(Dataset rows for apps and sites)
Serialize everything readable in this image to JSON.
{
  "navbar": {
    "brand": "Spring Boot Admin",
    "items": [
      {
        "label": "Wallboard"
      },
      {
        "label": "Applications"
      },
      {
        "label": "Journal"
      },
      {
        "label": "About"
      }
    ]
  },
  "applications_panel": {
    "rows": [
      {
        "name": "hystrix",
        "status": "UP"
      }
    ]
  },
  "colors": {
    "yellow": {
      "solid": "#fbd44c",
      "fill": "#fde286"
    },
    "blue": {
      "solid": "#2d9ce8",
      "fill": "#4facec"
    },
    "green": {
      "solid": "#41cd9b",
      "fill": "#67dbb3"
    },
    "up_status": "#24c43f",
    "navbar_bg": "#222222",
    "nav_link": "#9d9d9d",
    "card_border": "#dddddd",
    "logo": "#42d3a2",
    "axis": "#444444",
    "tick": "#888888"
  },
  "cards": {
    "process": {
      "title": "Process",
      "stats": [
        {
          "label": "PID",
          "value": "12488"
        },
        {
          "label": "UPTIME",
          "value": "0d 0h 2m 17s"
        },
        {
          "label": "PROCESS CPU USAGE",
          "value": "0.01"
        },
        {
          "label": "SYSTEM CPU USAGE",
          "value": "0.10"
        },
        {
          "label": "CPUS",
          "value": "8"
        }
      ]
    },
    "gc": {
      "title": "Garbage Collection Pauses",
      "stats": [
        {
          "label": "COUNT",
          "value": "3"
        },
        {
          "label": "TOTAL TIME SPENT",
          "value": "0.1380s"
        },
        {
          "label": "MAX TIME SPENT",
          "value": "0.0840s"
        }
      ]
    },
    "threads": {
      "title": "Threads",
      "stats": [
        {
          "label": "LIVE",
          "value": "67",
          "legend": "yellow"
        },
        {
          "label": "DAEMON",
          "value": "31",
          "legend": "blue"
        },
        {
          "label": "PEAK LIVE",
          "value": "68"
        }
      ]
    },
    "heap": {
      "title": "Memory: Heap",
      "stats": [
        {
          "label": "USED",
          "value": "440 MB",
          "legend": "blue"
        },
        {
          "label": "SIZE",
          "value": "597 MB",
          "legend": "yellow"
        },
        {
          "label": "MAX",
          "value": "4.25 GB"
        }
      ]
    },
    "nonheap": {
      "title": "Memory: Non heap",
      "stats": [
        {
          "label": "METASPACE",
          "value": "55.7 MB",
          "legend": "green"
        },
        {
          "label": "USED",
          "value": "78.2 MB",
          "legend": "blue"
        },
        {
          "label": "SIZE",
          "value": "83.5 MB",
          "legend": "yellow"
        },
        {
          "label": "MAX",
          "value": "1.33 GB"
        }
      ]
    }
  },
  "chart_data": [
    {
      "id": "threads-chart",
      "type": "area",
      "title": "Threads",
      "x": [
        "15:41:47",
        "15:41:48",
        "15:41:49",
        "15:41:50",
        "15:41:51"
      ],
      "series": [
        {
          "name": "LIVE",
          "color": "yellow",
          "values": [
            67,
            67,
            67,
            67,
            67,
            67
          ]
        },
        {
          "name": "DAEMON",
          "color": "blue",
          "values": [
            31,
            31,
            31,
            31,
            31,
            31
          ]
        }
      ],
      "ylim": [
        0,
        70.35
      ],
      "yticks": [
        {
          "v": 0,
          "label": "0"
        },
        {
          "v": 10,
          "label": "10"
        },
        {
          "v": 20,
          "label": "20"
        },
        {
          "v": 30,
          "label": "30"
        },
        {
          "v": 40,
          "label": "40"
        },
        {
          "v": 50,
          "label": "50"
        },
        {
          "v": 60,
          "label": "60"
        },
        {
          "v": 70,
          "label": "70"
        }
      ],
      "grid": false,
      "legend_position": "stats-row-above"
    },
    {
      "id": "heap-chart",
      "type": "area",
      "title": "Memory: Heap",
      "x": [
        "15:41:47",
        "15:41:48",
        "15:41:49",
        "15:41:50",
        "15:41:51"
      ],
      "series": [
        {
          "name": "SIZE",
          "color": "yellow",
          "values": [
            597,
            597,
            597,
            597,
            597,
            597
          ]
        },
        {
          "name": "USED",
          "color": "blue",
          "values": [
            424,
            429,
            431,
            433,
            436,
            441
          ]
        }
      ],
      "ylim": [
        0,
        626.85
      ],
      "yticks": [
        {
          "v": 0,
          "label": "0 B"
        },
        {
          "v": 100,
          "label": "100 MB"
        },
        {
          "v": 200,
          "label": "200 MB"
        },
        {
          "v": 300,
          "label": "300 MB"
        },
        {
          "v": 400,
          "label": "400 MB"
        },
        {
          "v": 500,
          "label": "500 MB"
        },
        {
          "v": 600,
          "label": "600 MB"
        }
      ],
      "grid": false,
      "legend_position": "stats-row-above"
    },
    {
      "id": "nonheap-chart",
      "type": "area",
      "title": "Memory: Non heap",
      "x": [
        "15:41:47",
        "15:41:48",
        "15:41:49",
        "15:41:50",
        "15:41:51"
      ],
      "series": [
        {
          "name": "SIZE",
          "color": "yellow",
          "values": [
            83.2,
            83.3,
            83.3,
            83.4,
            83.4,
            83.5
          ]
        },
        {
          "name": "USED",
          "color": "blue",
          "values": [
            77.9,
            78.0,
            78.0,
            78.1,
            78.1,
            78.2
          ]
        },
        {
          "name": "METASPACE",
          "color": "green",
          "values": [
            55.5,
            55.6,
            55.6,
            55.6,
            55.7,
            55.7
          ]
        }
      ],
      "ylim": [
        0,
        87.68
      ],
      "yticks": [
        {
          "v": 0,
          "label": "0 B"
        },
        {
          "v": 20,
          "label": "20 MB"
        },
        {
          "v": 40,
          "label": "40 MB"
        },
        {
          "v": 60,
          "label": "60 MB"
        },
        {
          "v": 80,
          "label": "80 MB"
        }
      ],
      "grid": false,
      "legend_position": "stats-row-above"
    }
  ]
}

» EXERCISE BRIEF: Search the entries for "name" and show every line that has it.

» WRITTEN ANSWER:
        "name": "hystrix",
          "name": "LIVE",
          "name": "DAEMON",
          "name": "SIZE",
          "name": "USED",
          "name": "SIZE",
          "name": "USED",
          "name": "METASPACE",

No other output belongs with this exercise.